The works powerfully evoke the black entertainers of the late 1960s and ’70s and are a window onto an historical moment when black radio was new and Washington-based performers like Marvin Gaye were gaining national attention and transforming American music. Mingering Mike was among the countless kids who dreamed of being discovered.
The lines between fantasy and reality are fluid in this body of work—Mingering Mike’s exuberantly illustrated record covers feature characters drawn from the artist’s own family and friends as well as “reviews” by real musicians such as Marvin Gaye and James Brown, and recordings of the artist’s original music are stamped with claims of having been made live in Washington hot spots such as the Howard Theatre.
The collection was lost to the artist in the early 2000s and discovered at a Washington flea market by “record digger” and criminal investigator Dori Hadar in 2004. Hadar posted pictures of the albums to an online record forum and the imaginary superstar quickly became a cult sensation. Hadar eventually located the artist, who still resides in Washington, and connected him with art dealer and curator George Hemphill, who arranged the first exhibitions of Mingering Mike’s work.
Untrained as either musician or visual artist, Mingering Mike nonetheless embodies a critical component of the American Dream, conquering tough circumstances by actualizing—to whatever extent possible—a world filled with fame, fortune, and happiness. This exhibition presents the vibrant creativity of this singular artist and powerfully conveys the larger American cultural phenomena that are so fully enmeshed in his words and images.
This installation will feature a wide array of objects from the collection, selected by Leslie Umberger, curator of folk and self-taught art.

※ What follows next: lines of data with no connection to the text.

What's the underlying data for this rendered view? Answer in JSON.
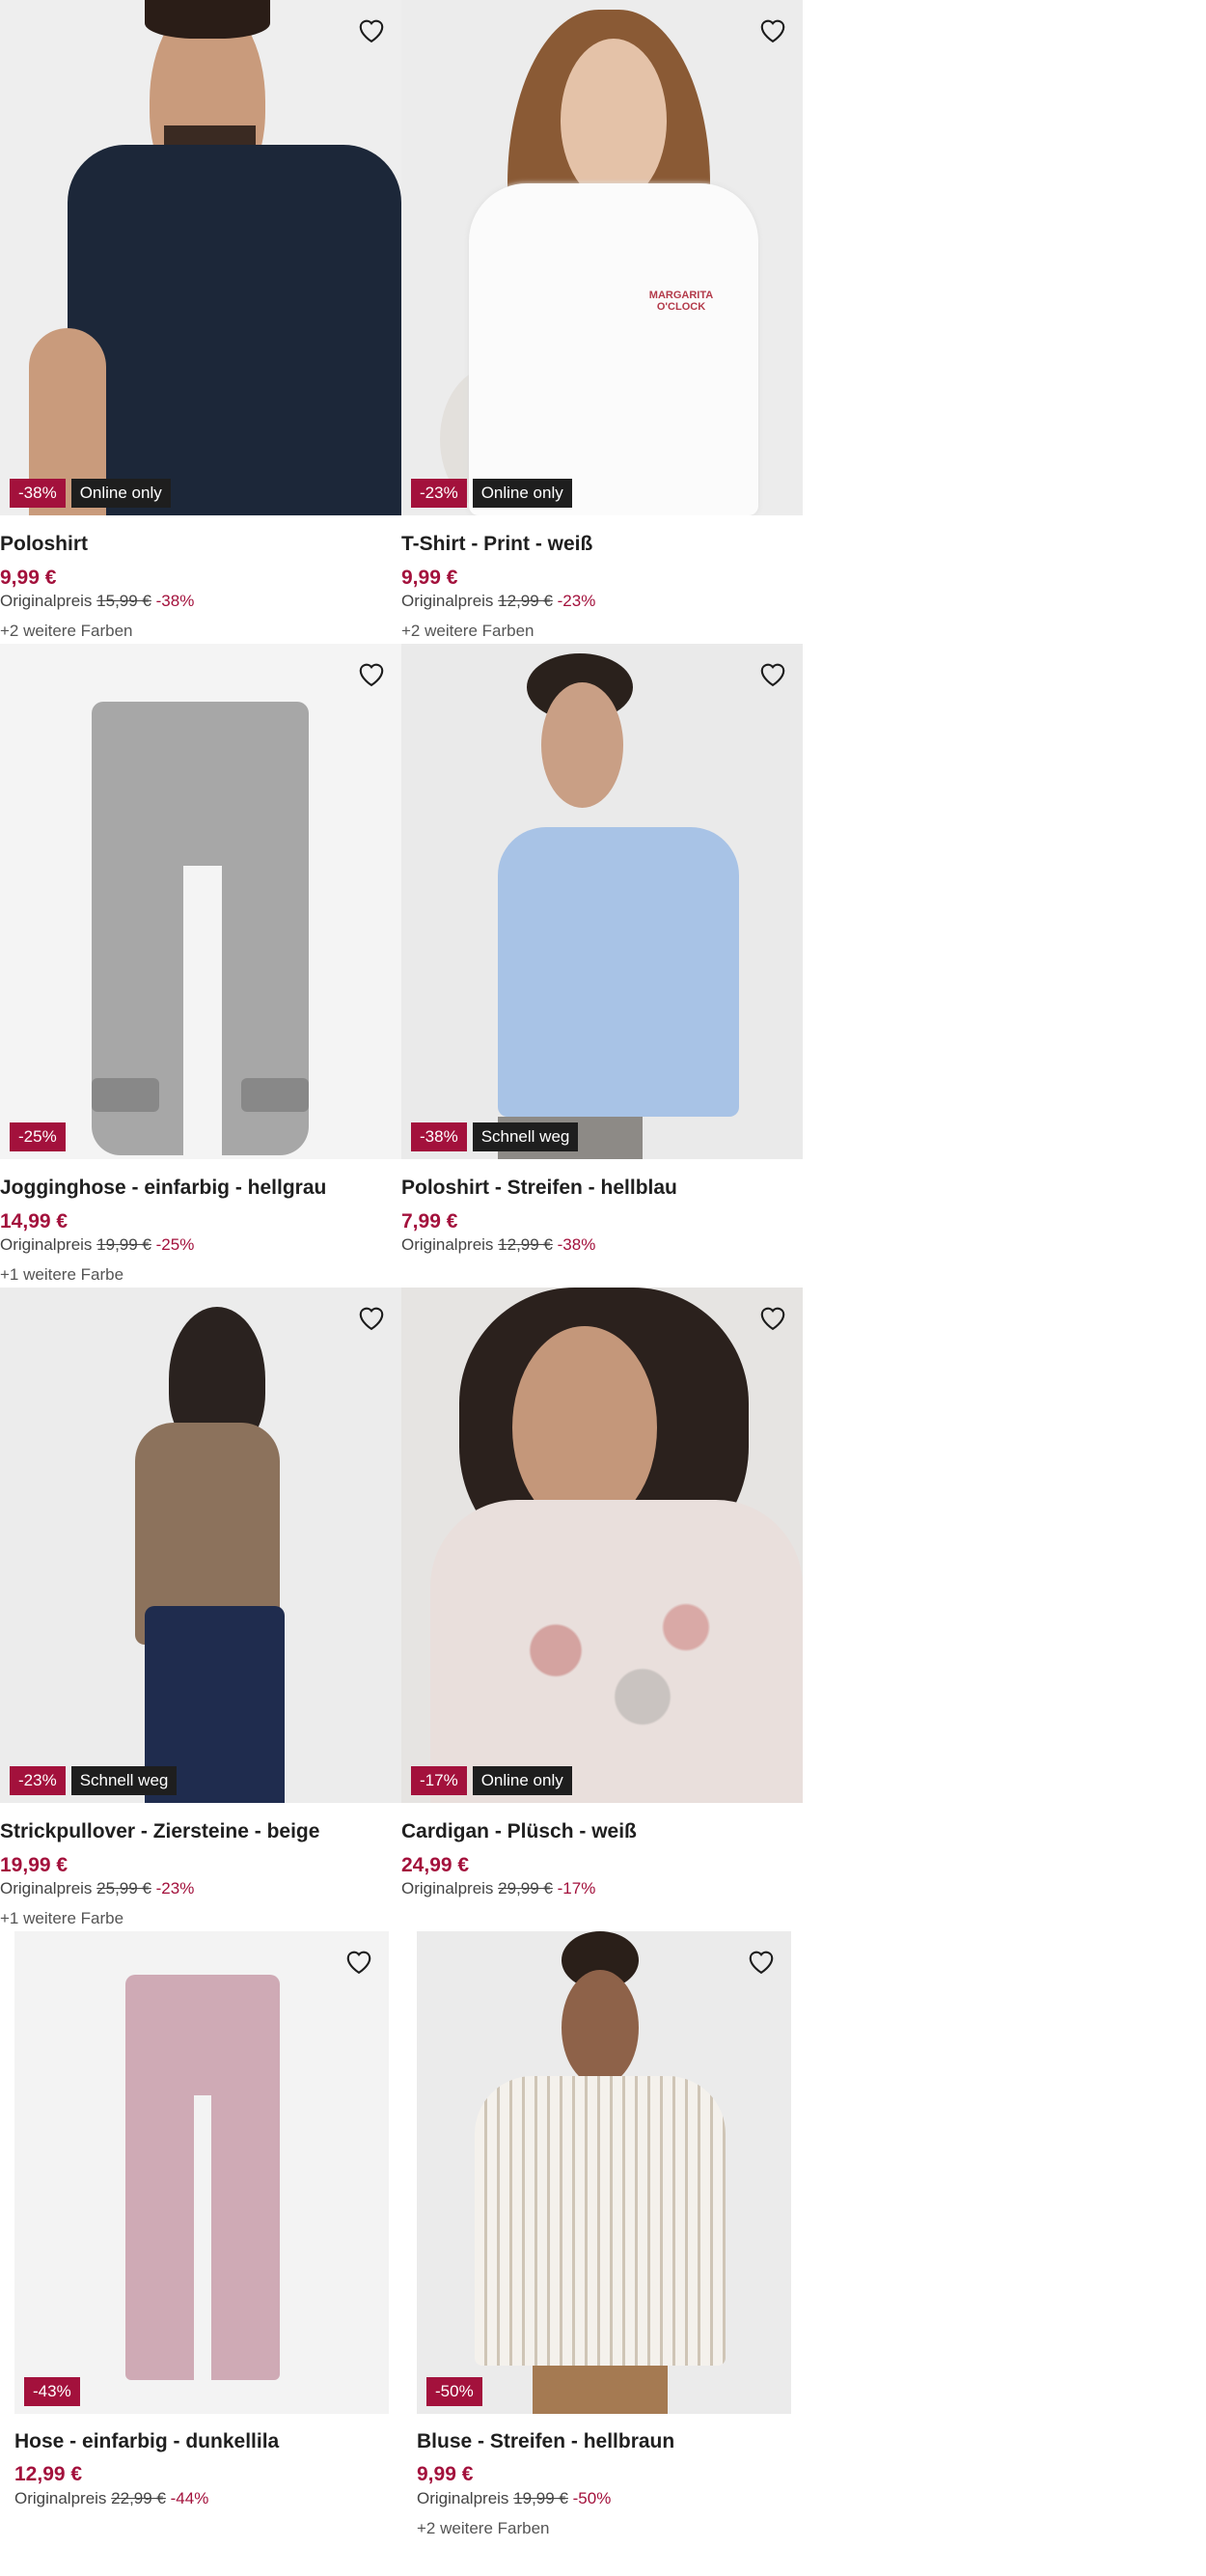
{
  "products": [
    {
      "name": "Poloshirt",
      "price": "9,99 €",
      "orig_label": "Originalpreis",
      "orig_price": "15,99 €",
      "orig_discount": "-38%",
      "colors": "+2 weitere Farben",
      "badge_discount": "-38%",
      "badge_info": "Online only"
    },
    {
      "name": "T-Shirt - Print - weiß",
      "price": "9,99 €",
      "orig_label": "Originalpreis",
      "orig_price": "12,99 €",
      "orig_discount": "-23%",
      "colors": "+2 weitere Farben",
      "badge_discount": "-23%",
      "badge_info": "Online only"
    },
    {
      "name": "Jogginghose - einfarbig - hellgrau",
      "price": "14,99 €",
      "orig_label": "Originalpreis",
      "orig_price": "19,99 €",
      "orig_discount": "-25%",
      "colors": "+1 weitere Farbe",
      "badge_discount": "-25%",
      "badge_info": ""
    },
    {
      "name": "Poloshirt - Streifen - hellblau",
      "price": "7,99 €",
      "orig_label": "Originalpreis",
      "orig_price": "12,99 €",
      "orig_discount": "-38%",
      "colors": "",
      "badge_discount": "-38%",
      "badge_info": "Schnell weg"
    },
    {
      "name": "Strickpullover - Ziersteine - beige",
      "price": "19,99 €",
      "orig_label": "Originalpreis",
      "orig_price": "25,99 €",
      "orig_discount": "-23%",
      "colors": "+1 weitere Farbe",
      "badge_discount": "-23%",
      "badge_info": "Schnell weg"
    },
    {
      "name": "Cardigan - Plüsch - weiß",
      "price": "24,99 €",
      "orig_label": "Originalpreis",
      "orig_price": "29,99 €",
      "orig_discount": "-17%",
      "colors": "",
      "badge_discount": "-17%",
      "badge_info": "Online only"
    },
    {
      "name": "Hose - einfarbig - dunkellila",
      "price": "12,99 €",
      "orig_label": "Originalpreis",
      "orig_price": "22,99 €",
      "orig_discount": "-44%",
      "colors": "",
      "badge_discount": "-43%",
      "badge_info": ""
    },
    {
      "name": "Bluse - Streifen - hellbraun",
      "price": "9,99 €",
      "orig_label": "Originalpreis",
      "orig_price": "19,99 €",
      "orig_discount": "-50%",
      "colors": "+2 weitere Farben",
      "badge_discount": "-50%",
      "badge_info": ""
    }
  ],
  "icons": {
    "favorite": "heart-outline-icon"
  },
  "colors": {
    "accent": "#a3113c",
    "badge_dark": "#1e1e1e",
    "image_bg": "#ededed"
  }
}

American Art Museum (8th and F Streets, N.W.)
February 27, 2015 – August 2, 2015